Writer blasts Playboy for dropped HK novel extract

PUBLISHED : Sunday, 10 August, 1997, 12:00am
UPDATED : Sunday, 10 August, 1997, 12:00am

NOVELIST Paul Theroux has blasted Playboy magazine editors for refusing to print an extract from his recently-published novel, set in Hong Kong, lest it disrupt sales of spin-off products in mainland China.

In today's Sunday Morning Post, Theroux alleges that, by accepting and then refusing to print an extract from Kowloon Tong, the magazine's editors were 'standing shoulder to shoulder' with the Chinese officials who appear to have banned his book.

He writes: 'No part of a woman's anatomy is spared the scrutiny of Playboy's photographers, but it seems there are certain political or cultural concepts which are forbidden or at least regarded as dangerous or ambiguous.' Attempts to have the book published in China have collapsed after Beijing's Office of Press and Publications complained about its 'inaccurate depiction of mainland Chinese businessmen in Hong Kong, in particular mainland Chinese businessmen from the People's Liberation Army'.

A central character in the book is Mr Hung, a 'slug-like' PLA-linked businessman who appears to stop at nothing to get control of a British-owned clothing factory.

Playboy managing editor Jonathan Black said his magazine had dropped an extract after senior management had written memos expressing 'concern' about the book's impact on the lucrative market for Playboy products in China.

'However, I made the decision and I had not read those memos myself,' he said.

He said that the extract was dropped because the magazine was 'overdosing' on Hong Kong.

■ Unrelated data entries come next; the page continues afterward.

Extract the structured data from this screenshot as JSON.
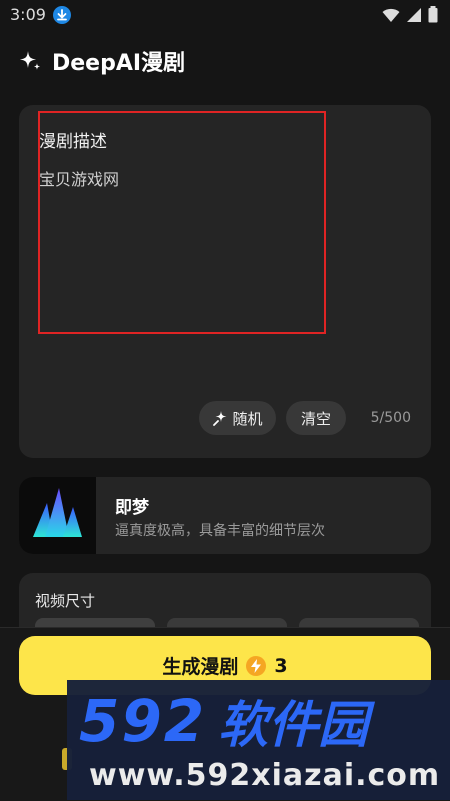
{
  "status_bar": {
    "time": "3:09"
  },
  "header": {
    "title": "DeepAI漫剧",
    "icon": "sparkle-icon"
  },
  "description": {
    "label": "漫剧描述",
    "value": "宝贝游戏网",
    "random_label": "随机",
    "clear_label": "清空",
    "counter": "5/500"
  },
  "model": {
    "name": "即梦",
    "description": "逼真度极高，具备丰富的细节层次"
  },
  "video_size": {
    "label": "视频尺寸"
  },
  "generate": {
    "label": "生成漫剧",
    "cost": "3"
  },
  "watermark": {
    "digits": "592",
    "chinese": "软件园",
    "url": "www.592xiazai.com"
  },
  "colors": {
    "accent_yellow": "#fde54a",
    "card_bg": "#252525",
    "annotation_red": "#e02424",
    "watermark_blue": "#2d6bff"
  }
}
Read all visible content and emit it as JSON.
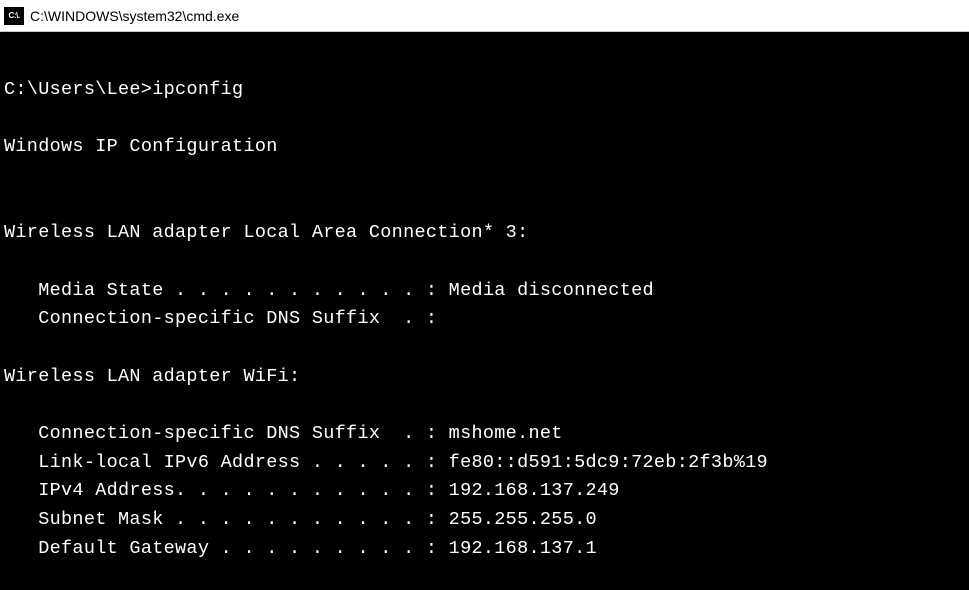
{
  "title_bar": {
    "icon_text": "C:\\.",
    "title": "C:\\WINDOWS\\system32\\cmd.exe"
  },
  "terminal": {
    "prompt": "C:\\Users\\Lee>",
    "command": "ipconfig",
    "header": "Windows IP Configuration",
    "adapter1": {
      "name": "Wireless LAN adapter Local Area Connection* 3:",
      "media_state_line": "   Media State . . . . . . . . . . . : Media disconnected",
      "dns_suffix_line": "   Connection-specific DNS Suffix  . :"
    },
    "adapter2": {
      "name": "Wireless LAN adapter WiFi:",
      "dns_suffix_line": "   Connection-specific DNS Suffix  . : mshome.net",
      "link_local_line": "   Link-local IPv6 Address . . . . . : fe80::d591:5dc9:72eb:2f3b%19",
      "ipv4_line": "   IPv4 Address. . . . . . . . . . . : 192.168.137.249",
      "subnet_line": "   Subnet Mask . . . . . . . . . . . : 255.255.255.0",
      "gateway_line": "   Default Gateway . . . . . . . . . : 192.168.137.1"
    }
  }
}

Ironically, Playboy is leading a challenge to censorship of Cable TV in the US, alleging it infringes free speech.

Playboy's Hong Kong licensee, Chaifa Holdings, has more than 500 outlets in China, and annual sales of its clothing, shoes and other products unrelated to the magazine top HK$300 million.

Based on information provided to the stock exchange, Playboy in the United States will easily make more than US$1 million (HK$7.73 million) a year in licence fees from China.

John Chan Chun-tong, Chaifa's chairman, said Playboy had no circulation in China apart from Hong Kong. Mainland consumers did not even know about the brand's link with the magazine.

'The magazine's sales in Hong Kong are only a small amount,' Mr Chan said.

The English version of Kowloon Tong, published by Penguin, is still freely available in Hong Kong.

Claire Cumming, sales and marketing manager for Asia, said: 'It has been a huge seller, not only in Hong Kong but also internationally.'